I majored in it, and in another phase of my career I probably saw over 100 plays a year. So what’s my problem?
Honestly, it’s not theater that’s got my goat. It’s theatre. Part of it is that as an arts writer, despite (last I checked) living in the U.S. of A., I constantly have to double-check which company or arts group is a “theater” and which is a “theatre.”
Yeah, yeah, people will tell you there’s a method to the madness. A “theater” is a venue while “theatre” is the art form. Or a theater shows “The Fast and the Furious” while “A Raisin in the Sun” takes place in a theatre.
But trust me, there’s really only one thing you need to know. Currently, American English prefers “theater” while British English fancies “theatre.” I can understand US residents coming from realms of British-ish usage (like Canada or South Africa) holding onto their theatre. But if you’re a US native, would it kill you to use proper American English?
Having to look up the “er/re” preference of every performing arts group I write about isn’t my real beef—confirming the right names and facts is my job. I just hate the apparent lack of any logical underpinning in the choice. I’m convinced that some artistic directors spend one too many semesters in London, graduate college, get a teense pretentious (as artists sometimes do), and then decide they and their underpaid nighttime minions make theatre, not theater.
But I say a pox on imitating British-isms because we think they sound more prestigious or erudite. Some people claim that Americans are singlehandedly destroying the Brits’ noble tongue, as if somehow British usage, by virtue of preceding American usage, is better. But that’s like saying deli sandwiches everywhere are ruined because fusion restaurants have sriracha mayonnaise and naan bread.
People who think using the “re” spelling gives their organization a little extra glamor (and glamour) have really missed the linguistic boat. The truth is that language is in flux all the time, and whether one nation’s usage is “better” than another’s is in the ear of the beholder. Or listener. Whatever.

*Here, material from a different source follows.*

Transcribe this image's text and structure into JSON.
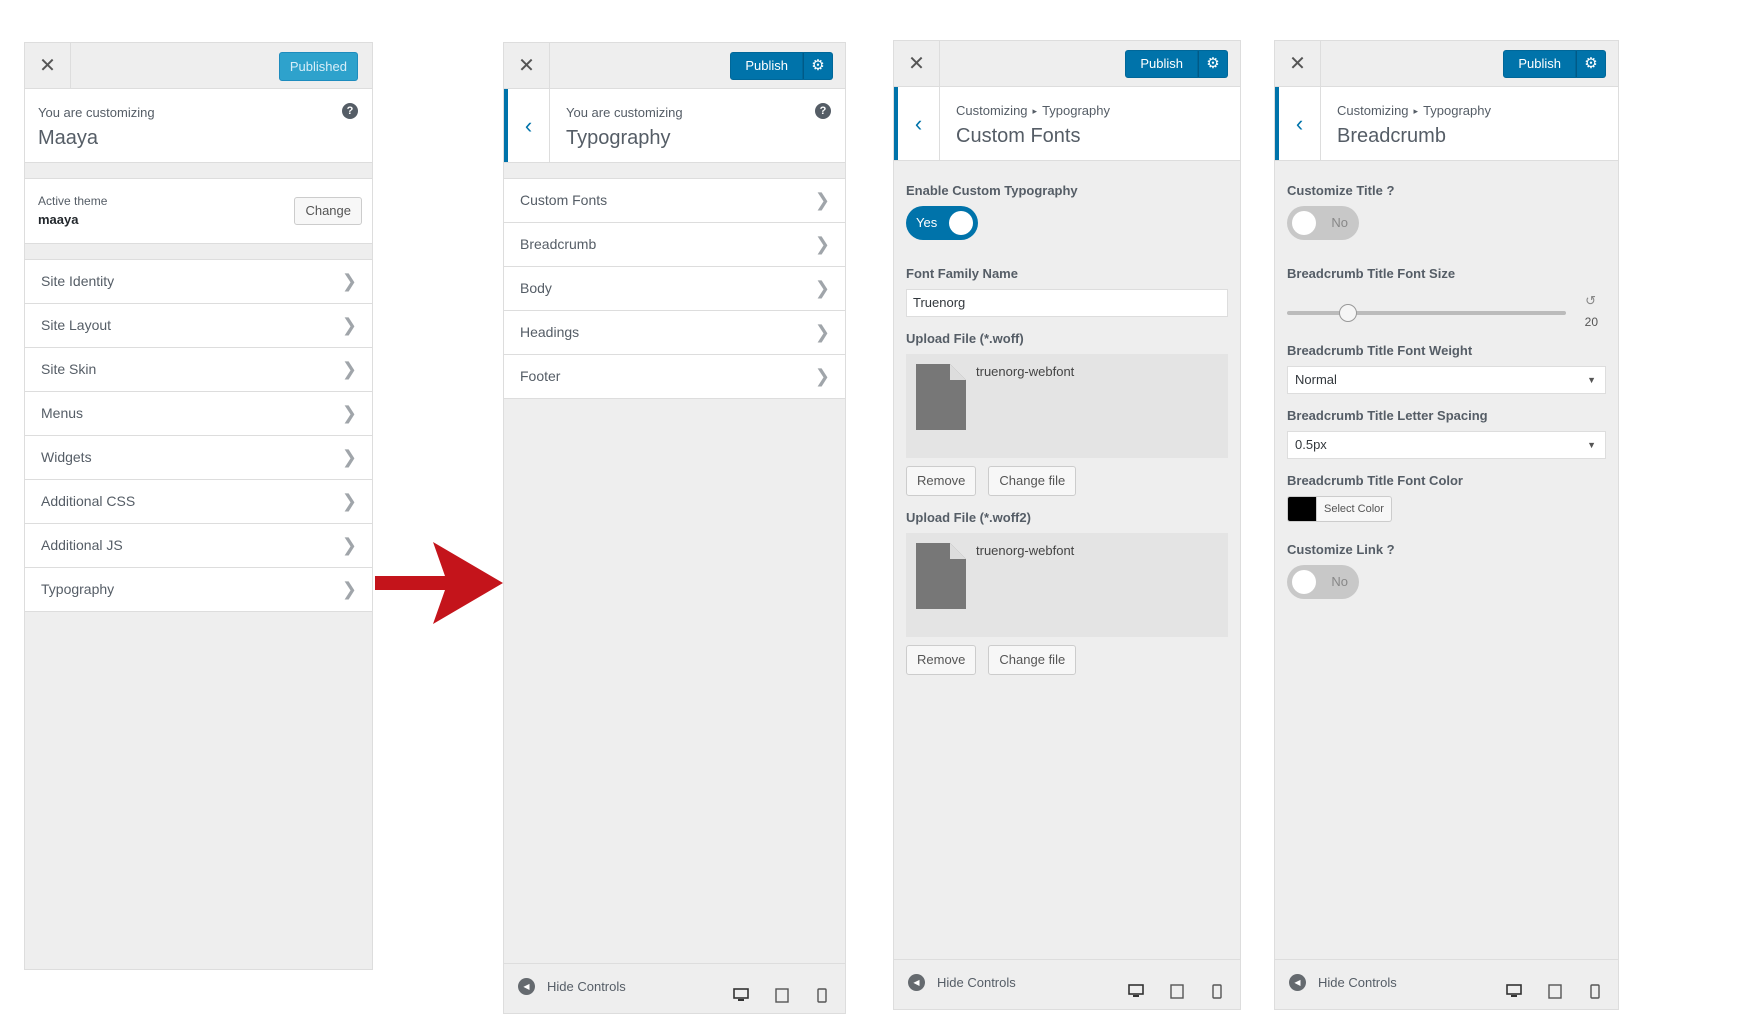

Patricia T. O’Conner’s Origins of the Specious is a great book to read on this topic. Among the wealth of little-known language trivia she shares, you’ll learn that the way most U.S. residents speak today actually resembles the way the British spoke when they first colonized our continent. Modern British pronunciation is a post-Revolution development.
That’s right. Americans today sound more like the Brits did then than modern Brits do now. So while Brits lambast us for spoiling their speech, it turns out Americans have actually preserved many of the older pronunciations and usages that the Brits discarded over the last two hundred years or so.
So, Americans, consider that permission to stop writing “theatre” because you think it makes theater—or you—sound more important. Don’t major in theatre because somewhere along the way, someone made you feel like American English is sub-par.
But if that’s not enough of an incentive for you to embrace theater if you’re an American, why not just go the whole hog? If you decide that you’re a theatregoer in Philadelphia, why not visit some of the fine old venues in centre city? They haven’t lost their lustre; you’re in for quite a colourful evening. And afterwards, I give you licence to get a two-litre Slurpee like a real American.
See what I mean?
Yes, language is and always has been in flux. Languages rise, meld, mix and die every year. I’ve had English teachers rail against the strange new vocabularies that are supposedly marking the decline of our language. Good thing they weren’t at the Globe at the turn of the 17th century.
That being said, the rules of language are there to help us express ourselves as well as we can, so there’s value in playing along. I’m not saying it’s a total clustref*ck when our usage wanders between different standards in a global world, but branding yourself or your company requires special consideration and, in most cases, words that are spelled correctly by the standards of your home nation. Our linguistic choices can reveal as much about us as the content of what we say.
So I don’t hate “theatre” in itself. I just have a sinking suspicion that we’re not really thinking about the words we choose. And that’s the real scourge—especially for theater artists, who owe so much to the text.
Look, I’m willing to chalk this theatre thing up to an incorrigible pet peeve. Every writer and editor has one. But if you’re on my side of the pond and you founded a theatre company instead of a theater company, I’d love to hear why.